However, the incident reminded me of the unclean spirit that goes out of a person and later returns. “But upon returning, it finds it empty, swept clean, and put in order. Then it goes and brings back with itself seven other spirits more evil than itself, and they move in and dwell there; and the last condition of that person is worse than the first.” [Mt 12: 44, 45]
Like flies in a house, demons find their way into our lives even when we think we are clean in heart. Evil is relentless, corrupting and destroying lives due to choices made in humankind. So why doesn’t the good Lord keep the evil spirits away?
Let’s be clear, God is not the cause of evil. “He permits it, however, because he respects the freedom of his creatures and, mysteriously, knows how to derive good from it.” [CCC 311] But, evil never becomes a good. [CCC 312]
Consider this: Mary, the Mother of God, remained loving throughout her life and at the foot of her Son’s cross—to become Mother to us all. With God’s grace, our Blessed Mother did not succumb to evil in man’s heart as she witnessed her Son’s crucifixion, and evil did not overcome Jesus Christ. Giving up his life for our redemption, Jesus said “Father, forgive them, they know not what they do.” [Luke 23: 34]
From the greatest evil, God by his grace brought the greatest of good. We also see the commitment of God’s love in Jesus and Mary’s commitment to our salvation. In return, we are meant to give our loving commitment to God and share in this work of salvation for ourselves and our world. As St. Augustine said: “God created us without us but he will not save us without us.”
The fact is evil flourishes when good people do nothing. We must be committed to being good and doing good. For this purpose, God and his grace are imperative.
Therefore, are we truly steadfast in our faith, hope and charity? There may be cracks in our resolve based on the choices we make. Do we love God above all else? Is our attendance at Mass only to fulfill an obligation? Do we go to confession before receiving the Holy Eucharist? How much time do we dedicate to prayer, penance, and acts of charity?
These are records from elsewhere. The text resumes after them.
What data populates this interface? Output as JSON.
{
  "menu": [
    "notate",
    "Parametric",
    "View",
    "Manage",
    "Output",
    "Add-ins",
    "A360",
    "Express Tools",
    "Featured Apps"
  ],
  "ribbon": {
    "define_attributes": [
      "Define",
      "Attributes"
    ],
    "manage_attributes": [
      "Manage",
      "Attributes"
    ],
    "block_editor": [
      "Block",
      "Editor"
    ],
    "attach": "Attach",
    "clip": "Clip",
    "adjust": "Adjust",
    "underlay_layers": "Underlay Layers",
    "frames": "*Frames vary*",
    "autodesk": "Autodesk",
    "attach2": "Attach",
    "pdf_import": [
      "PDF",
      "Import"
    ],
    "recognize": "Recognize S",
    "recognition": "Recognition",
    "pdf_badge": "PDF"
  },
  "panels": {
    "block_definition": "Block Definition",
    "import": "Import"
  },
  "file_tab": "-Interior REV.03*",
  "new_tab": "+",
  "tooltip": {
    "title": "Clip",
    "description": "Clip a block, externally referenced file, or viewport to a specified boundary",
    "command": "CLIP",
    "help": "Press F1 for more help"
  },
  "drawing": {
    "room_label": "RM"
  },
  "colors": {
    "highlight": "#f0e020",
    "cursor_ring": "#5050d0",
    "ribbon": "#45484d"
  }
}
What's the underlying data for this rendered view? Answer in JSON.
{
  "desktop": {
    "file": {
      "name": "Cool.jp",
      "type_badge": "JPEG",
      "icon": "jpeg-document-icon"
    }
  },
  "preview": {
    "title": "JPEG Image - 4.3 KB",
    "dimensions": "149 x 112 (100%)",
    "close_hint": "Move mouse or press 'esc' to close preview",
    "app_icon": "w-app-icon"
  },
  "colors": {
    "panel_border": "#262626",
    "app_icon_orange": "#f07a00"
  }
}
Living as spectators will not keep evil away. Holding back our love from God and humanity, or living our faith only when it is convenient, makes it easier for evil to settle in. We can’t just swat it away like a fly.
Shutting out evil requires a life-long commitment; using finite human resources alone is insufficient. For this commitment, our Savior offers us his Body, Blood, Soul, and Divinity in the Holy Eucharist. Partaking in the Eucharist augments our union with the Lord, separates us from sin, and strengthens our charity.
The more we offer of ourselves in return, the greater the grace we receive to always live our faith. Sharing God’s loving goodness keeps hope alive for us and our world. To keep evil out of our lives, may our Lord renew within us a steadfast spirit! Amen.